Required action - Nothing in the data may be omitted; output it all verbatim.

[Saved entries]

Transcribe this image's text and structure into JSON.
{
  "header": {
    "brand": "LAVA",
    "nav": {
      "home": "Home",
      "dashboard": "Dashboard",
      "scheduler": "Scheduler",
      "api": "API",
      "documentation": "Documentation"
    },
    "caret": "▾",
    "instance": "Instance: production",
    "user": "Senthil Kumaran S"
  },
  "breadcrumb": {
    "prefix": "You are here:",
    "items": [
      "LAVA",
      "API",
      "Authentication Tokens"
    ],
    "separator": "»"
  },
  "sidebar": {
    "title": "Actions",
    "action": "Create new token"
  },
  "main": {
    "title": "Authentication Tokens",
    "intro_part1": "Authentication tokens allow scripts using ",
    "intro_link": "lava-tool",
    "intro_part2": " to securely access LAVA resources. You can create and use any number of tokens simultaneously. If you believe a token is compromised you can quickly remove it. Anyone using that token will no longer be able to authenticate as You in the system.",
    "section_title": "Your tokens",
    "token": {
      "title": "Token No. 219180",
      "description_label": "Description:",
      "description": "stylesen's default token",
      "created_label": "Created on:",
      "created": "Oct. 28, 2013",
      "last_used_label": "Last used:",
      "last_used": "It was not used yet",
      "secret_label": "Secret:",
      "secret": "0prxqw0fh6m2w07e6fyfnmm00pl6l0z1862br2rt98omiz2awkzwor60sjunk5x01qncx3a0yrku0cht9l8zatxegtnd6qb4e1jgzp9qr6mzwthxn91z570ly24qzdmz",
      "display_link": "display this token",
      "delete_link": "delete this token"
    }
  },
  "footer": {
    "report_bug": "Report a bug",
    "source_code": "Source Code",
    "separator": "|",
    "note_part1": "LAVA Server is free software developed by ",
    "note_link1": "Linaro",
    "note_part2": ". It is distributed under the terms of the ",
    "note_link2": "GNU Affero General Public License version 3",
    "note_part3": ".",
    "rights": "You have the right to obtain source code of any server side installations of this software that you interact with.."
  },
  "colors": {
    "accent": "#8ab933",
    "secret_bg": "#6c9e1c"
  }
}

Expected answer -
Transcribe this image's text and structure into JSON.
{
  "header": {
    "brand": "LAVA",
    "nav": {
      "home": "Home",
      "dashboard": "Dashboard",
      "scheduler": "Scheduler",
      "api": "API",
      "documentation": "Documentation"
    },
    "caret": "▾",
    "instance": "Instance: production",
    "user": "Senthil Kumaran S"
  },
  "breadcrumb": {
    "prefix": "You are here:",
    "items": [
      "LAVA",
      "API",
      "Authentication Tokens"
    ],
    "separator": "»"
  },
  "sidebar": {
    "title": "Actions",
    "action": "Create new token"
  },
  "main": {
    "title": "Authentication Tokens",
    "intro_part1": "Authentication tokens allow scripts using ",
    "intro_link": "lava-tool",
    "intro_part2": " to securely access LAVA resources. You can create and use any number of tokens simultaneously. If you believe a token is compromised you can quickly remove it. Anyone using that token will no longer be able to authenticate as You in the system.",
    "section_title": "Your tokens",
    "token": {
      "title": "Token No. 219180",
      "description_label": "Description:",
      "description": "stylesen's default token",
      "created_label": "Created on:",
      "created": "Oct. 28, 2013",
      "last_used_label": "Last used:",
      "last_used": "It was not used yet",
      "secret_label": "Secret:",
      "secret": "0prxqw0fh6m2w07e6fyfnmm00pl6l0z1862br2rt98omiz2awkzwor60sjunk5x01qncx3a0yrku0cht9l8zatxegtnd6qb4e1jgzp9qr6mzwthxn91z570ly24qzdmz",
      "display_link": "display this token",
      "delete_link": "delete this token"
    }
  },
  "footer": {
    "report_bug": "Report a bug",
    "source_code": "Source Code",
    "separator": "|",
    "note_part1": "LAVA Server is free software developed by ",
    "note_link1": "Linaro",
    "note_part2": ". It is distributed under the terms of the ",
    "note_link2": "GNU Affero General Public License version 3",
    "note_part3": ".",
    "rights": "You have the right to obtain source code of any server side installations of this software that you interact with.."
  },
  "colors": {
    "accent": "#8ab933",
    "secret_bg": "#6c9e1c"
  }
}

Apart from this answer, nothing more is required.